#### DIRECTIONS:
In your reply, repeat every entry exactly and skip over each picture.
+++
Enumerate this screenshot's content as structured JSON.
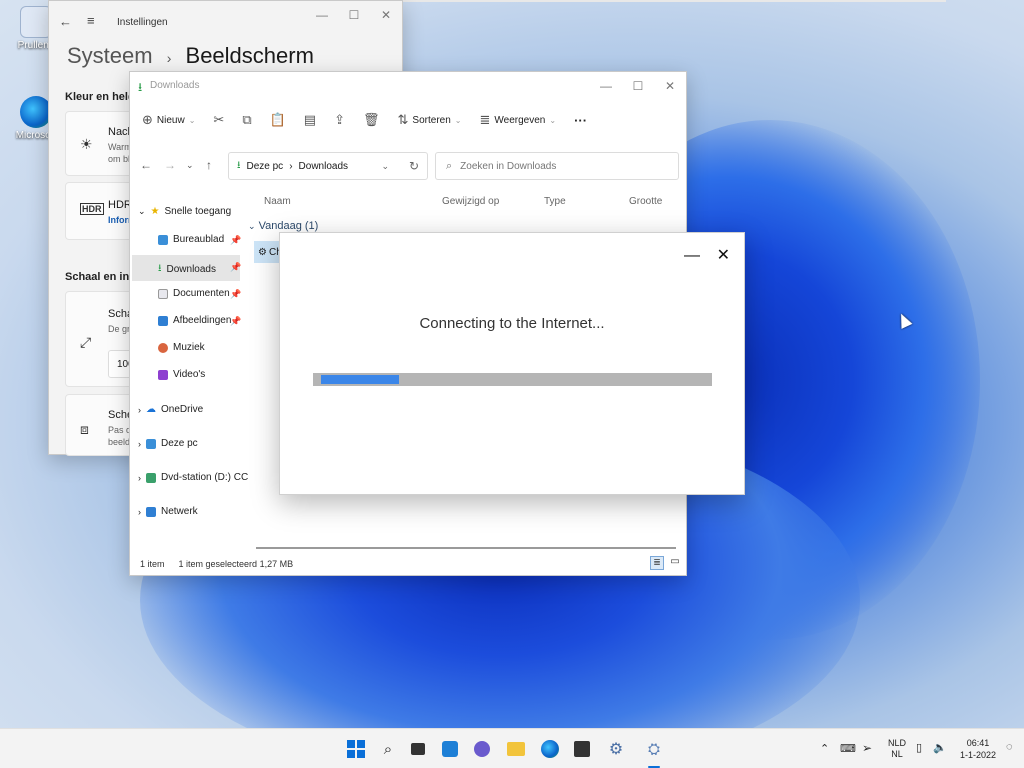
{
  "desktop": {
    "icons": [
      {
        "label": "Prullenb",
        "icon": "recycle-bin-icon"
      },
      {
        "label": "Microsoft",
        "icon": "edge-icon"
      }
    ]
  },
  "settings": {
    "title": "Instellingen",
    "breadcrumb_parent": "Systeem",
    "breadcrumb_sep": "›",
    "breadcrumb_current": "Beeldscherm",
    "section1": "Kleur en helde",
    "card_night_title": "Nach",
    "card_night_sub1": "Warm",
    "card_night_sub2": "om bl",
    "card_hdr_title": "HDR",
    "card_hdr_link": "Inform",
    "section2": "Schaal en inde",
    "card_scale_title": "Schaa",
    "card_scale_sub": "De gr",
    "card_scale_value": "100",
    "card_screen_title": "Scher",
    "card_screen_sub1": "Pas de",
    "card_screen_sub2": "beeld"
  },
  "explorer": {
    "title": "Downloads",
    "toolbar": {
      "new": "Nieuw",
      "sort": "Sorteren",
      "view": "Weergeven",
      "more": "···"
    },
    "address": {
      "root": "Deze pc",
      "sep": "›",
      "current": "Downloads"
    },
    "search_placeholder": "Zoeken in Downloads",
    "columns": {
      "name": "Naam",
      "modified": "Gewijzigd op",
      "type": "Type",
      "size": "Grootte"
    },
    "nav": {
      "quick_access": "Snelle toegang",
      "desktop": "Bureaublad",
      "downloads": "Downloads",
      "documents": "Documenten",
      "pictures": "Afbeeldingen",
      "music": "Muziek",
      "videos": "Video's",
      "onedrive": "OneDrive",
      "this_pc": "Deze pc",
      "dvd": "Dvd-station (D:) CC",
      "network": "Netwerk"
    },
    "group_label": "Vandaag (1)",
    "file_name": "Ch",
    "status": {
      "count": "1 item",
      "selected": "1 item geselecteerd",
      "size": "1,27 MB"
    }
  },
  "dialog": {
    "message": "Connecting to the Internet...",
    "progress": 0.2
  },
  "taskbar": {
    "lang1": "NLD",
    "lang2": "NL",
    "time": "06:41",
    "date": "1-1-2022"
  }
}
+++
#### OUTPUT OF THE TASK:
Enumerate this screenshot's content as structured JSON.
{
  "desktop": {
    "icons": [
      {
        "label": "Prullenb",
        "icon": "recycle-bin-icon"
      },
      {
        "label": "Microsoft",
        "icon": "edge-icon"
      }
    ]
  },
  "settings": {
    "title": "Instellingen",
    "breadcrumb_parent": "Systeem",
    "breadcrumb_sep": "›",
    "breadcrumb_current": "Beeldscherm",
    "section1": "Kleur en helde",
    "card_night_title": "Nach",
    "card_night_sub1": "Warm",
    "card_night_sub2": "om bl",
    "card_hdr_title": "HDR",
    "card_hdr_link": "Inform",
    "section2": "Schaal en inde",
    "card_scale_title": "Schaa",
    "card_scale_sub": "De gr",
    "card_scale_value": "100",
    "card_screen_title": "Scher",
    "card_screen_sub1": "Pas de",
    "card_screen_sub2": "beeld"
  },
  "explorer": {
    "title": "Downloads",
    "toolbar": {
      "new": "Nieuw",
      "sort": "Sorteren",
      "view": "Weergeven",
      "more": "···"
    },
    "address": {
      "root": "Deze pc",
      "sep": "›",
      "current": "Downloads"
    },
    "search_placeholder": "Zoeken in Downloads",
    "columns": {
      "name": "Naam",
      "modified": "Gewijzigd op",
      "type": "Type",
      "size": "Grootte"
    },
    "nav": {
      "quick_access": "Snelle toegang",
      "desktop": "Bureaublad",
      "downloads": "Downloads",
      "documents": "Documenten",
      "pictures": "Afbeeldingen",
      "music": "Muziek",
      "videos": "Video's",
      "onedrive": "OneDrive",
      "this_pc": "Deze pc",
      "dvd": "Dvd-station (D:) CC",
      "network": "Netwerk"
    },
    "group_label": "Vandaag (1)",
    "file_name": "Ch",
    "status": {
      "count": "1 item",
      "selected": "1 item geselecteerd",
      "size": "1,27 MB"
    }
  },
  "dialog": {
    "message": "Connecting to the Internet...",
    "progress": 0.2
  },
  "taskbar": {
    "lang1": "NLD",
    "lang2": "NL",
    "time": "06:41",
    "date": "1-1-2022"
  }
}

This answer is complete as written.